• Your objective: From the records that follow, copy every line in which "チーム情報" appears.

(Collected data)
<<<<

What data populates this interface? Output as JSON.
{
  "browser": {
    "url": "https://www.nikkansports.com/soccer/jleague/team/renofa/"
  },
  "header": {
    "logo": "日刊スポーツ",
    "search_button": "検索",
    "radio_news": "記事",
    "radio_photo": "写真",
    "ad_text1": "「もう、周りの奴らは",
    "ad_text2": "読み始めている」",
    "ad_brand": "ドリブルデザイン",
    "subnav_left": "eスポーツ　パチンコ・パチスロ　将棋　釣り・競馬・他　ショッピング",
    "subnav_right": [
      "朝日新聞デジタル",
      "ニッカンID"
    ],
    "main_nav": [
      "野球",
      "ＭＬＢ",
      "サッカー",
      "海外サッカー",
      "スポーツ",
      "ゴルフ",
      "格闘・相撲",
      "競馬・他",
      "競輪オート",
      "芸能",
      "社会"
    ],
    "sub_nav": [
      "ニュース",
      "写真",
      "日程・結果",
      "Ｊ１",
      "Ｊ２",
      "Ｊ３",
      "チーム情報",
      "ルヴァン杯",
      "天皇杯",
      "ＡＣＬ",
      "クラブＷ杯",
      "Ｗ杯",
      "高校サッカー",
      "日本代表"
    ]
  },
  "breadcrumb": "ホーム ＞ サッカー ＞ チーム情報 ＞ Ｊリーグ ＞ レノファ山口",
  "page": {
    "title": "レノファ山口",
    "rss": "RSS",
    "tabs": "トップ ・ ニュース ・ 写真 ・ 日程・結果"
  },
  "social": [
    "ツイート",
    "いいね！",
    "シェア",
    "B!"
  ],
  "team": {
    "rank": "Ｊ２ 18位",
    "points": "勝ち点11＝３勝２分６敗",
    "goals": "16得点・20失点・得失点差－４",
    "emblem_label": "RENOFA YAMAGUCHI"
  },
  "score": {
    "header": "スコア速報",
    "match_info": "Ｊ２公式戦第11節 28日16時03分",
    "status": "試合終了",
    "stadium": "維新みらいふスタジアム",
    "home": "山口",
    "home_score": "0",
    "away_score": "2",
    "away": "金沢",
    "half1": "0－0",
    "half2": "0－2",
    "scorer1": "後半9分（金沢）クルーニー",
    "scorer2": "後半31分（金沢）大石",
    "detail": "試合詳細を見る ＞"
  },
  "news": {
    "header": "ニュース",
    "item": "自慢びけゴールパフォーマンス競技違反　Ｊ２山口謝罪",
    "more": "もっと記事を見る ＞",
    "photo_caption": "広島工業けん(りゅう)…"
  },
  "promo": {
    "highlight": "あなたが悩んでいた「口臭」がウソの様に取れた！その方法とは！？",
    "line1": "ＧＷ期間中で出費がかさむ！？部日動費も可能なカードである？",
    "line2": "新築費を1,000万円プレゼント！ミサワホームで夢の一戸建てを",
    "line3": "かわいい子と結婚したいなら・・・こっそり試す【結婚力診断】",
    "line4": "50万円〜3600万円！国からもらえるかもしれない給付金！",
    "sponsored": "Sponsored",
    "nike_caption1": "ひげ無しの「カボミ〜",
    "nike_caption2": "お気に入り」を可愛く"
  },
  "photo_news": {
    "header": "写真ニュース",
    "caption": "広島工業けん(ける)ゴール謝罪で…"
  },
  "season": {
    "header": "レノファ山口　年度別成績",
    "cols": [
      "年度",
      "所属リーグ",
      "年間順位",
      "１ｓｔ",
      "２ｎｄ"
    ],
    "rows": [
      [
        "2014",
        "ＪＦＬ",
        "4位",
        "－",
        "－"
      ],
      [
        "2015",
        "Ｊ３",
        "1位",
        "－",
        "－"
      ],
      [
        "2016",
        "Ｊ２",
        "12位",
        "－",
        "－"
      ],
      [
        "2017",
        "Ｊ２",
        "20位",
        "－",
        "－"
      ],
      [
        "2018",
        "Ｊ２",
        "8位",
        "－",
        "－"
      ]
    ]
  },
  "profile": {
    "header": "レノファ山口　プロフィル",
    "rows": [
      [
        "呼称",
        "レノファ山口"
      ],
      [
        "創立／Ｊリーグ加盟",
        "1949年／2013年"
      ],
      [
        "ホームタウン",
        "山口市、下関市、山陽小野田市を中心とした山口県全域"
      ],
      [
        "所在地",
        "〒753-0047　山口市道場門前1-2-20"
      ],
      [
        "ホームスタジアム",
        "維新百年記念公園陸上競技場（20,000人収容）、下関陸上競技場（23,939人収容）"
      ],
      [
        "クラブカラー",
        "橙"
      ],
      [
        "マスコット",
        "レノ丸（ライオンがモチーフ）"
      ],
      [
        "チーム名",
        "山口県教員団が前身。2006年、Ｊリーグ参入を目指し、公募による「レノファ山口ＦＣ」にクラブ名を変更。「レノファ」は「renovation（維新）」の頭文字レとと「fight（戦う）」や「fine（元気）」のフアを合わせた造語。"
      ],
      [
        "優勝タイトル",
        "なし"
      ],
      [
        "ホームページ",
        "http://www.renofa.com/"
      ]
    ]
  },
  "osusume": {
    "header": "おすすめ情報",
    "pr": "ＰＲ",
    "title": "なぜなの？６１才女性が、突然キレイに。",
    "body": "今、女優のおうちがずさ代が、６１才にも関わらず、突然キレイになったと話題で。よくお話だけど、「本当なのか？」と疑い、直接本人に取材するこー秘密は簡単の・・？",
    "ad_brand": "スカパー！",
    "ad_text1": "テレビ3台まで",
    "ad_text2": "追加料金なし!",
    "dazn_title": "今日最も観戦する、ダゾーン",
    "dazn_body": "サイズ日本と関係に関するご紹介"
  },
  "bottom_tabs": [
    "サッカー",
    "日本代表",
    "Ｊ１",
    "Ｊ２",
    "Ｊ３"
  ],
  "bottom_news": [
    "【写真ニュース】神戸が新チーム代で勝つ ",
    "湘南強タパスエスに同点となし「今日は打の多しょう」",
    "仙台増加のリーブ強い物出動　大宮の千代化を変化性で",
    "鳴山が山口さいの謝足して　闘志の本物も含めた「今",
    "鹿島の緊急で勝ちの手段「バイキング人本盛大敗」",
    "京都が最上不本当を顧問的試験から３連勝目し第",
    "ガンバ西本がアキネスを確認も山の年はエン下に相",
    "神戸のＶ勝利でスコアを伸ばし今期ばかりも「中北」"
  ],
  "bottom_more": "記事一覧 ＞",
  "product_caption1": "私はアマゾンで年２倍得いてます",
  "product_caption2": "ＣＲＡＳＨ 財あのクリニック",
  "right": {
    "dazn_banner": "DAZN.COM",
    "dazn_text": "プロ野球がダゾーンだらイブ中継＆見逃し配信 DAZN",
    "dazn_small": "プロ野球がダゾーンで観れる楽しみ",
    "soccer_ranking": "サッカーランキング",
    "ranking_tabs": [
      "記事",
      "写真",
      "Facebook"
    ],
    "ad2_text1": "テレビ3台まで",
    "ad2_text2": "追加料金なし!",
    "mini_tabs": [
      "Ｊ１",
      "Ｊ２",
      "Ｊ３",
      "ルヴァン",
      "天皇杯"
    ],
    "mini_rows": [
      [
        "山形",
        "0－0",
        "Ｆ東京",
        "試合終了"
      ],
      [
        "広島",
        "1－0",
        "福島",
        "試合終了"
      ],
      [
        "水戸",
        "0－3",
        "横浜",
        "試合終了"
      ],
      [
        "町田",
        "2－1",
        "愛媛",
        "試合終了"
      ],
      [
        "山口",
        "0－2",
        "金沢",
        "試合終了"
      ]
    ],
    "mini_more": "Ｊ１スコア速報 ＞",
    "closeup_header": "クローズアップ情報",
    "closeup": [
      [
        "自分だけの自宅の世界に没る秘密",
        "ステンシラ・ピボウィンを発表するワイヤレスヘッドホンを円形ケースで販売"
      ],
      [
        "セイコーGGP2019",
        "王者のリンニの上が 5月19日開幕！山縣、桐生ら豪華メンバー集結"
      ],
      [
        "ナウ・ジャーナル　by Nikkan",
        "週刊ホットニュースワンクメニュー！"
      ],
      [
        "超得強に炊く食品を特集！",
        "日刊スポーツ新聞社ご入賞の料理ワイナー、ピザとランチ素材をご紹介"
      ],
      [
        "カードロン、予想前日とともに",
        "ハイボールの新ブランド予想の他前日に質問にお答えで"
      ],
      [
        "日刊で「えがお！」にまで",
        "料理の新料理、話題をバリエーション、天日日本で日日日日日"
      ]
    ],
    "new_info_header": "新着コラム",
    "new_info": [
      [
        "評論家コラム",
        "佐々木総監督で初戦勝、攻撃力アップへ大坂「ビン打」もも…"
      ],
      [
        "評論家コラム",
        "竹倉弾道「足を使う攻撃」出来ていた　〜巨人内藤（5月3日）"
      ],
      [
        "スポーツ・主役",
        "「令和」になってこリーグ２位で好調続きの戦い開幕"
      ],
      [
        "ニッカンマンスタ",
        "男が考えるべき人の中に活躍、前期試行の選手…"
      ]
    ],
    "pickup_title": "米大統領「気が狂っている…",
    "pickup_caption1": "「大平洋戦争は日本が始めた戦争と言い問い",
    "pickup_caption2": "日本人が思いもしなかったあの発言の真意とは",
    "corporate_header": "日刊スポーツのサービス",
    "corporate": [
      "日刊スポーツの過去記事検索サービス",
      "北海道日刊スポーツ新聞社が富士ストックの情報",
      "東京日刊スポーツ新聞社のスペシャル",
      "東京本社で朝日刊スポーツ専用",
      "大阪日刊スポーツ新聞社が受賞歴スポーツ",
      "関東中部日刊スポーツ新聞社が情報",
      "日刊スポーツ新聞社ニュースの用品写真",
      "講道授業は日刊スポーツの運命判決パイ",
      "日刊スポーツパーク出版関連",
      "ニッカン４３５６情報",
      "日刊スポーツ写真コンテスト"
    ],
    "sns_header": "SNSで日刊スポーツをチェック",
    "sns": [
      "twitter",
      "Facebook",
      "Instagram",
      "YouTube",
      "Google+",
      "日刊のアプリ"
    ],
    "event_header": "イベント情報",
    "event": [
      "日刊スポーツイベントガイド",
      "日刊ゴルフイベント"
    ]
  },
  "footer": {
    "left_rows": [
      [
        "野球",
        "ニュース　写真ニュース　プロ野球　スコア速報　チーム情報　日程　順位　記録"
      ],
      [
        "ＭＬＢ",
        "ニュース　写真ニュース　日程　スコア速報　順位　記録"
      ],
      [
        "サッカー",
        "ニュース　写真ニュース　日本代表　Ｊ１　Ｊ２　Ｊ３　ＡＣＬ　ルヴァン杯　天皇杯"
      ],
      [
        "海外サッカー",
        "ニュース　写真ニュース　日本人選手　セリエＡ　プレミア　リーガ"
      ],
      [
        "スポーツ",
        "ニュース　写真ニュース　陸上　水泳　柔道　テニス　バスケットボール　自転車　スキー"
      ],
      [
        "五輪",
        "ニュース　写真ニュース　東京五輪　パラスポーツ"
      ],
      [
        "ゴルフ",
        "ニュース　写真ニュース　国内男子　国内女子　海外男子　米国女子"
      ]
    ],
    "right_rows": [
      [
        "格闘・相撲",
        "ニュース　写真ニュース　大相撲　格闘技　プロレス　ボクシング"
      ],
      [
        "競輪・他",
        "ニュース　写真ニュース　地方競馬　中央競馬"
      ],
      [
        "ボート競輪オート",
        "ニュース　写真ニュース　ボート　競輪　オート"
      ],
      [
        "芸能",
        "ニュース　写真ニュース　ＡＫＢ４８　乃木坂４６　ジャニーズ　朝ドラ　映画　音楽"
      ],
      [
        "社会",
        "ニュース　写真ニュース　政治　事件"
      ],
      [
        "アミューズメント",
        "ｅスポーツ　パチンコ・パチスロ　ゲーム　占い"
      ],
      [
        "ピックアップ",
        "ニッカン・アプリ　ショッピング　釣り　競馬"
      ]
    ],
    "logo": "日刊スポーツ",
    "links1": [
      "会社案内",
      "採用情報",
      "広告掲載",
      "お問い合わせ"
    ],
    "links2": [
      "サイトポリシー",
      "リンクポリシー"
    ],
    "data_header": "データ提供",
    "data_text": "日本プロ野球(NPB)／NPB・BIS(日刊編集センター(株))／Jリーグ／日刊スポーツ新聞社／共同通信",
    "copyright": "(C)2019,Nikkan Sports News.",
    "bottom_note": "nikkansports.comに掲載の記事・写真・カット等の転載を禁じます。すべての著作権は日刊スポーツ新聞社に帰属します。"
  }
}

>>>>

• Written solution:
      "チーム情報",
  "breadcrumb": "ホーム ＞ サッカー ＞ チーム情報 ＞ Ｊリーグ ＞ レノファ山口",
        "ニュース　写真ニュース　プロ野球　スコア速報　チーム情報　日程　順位　記録"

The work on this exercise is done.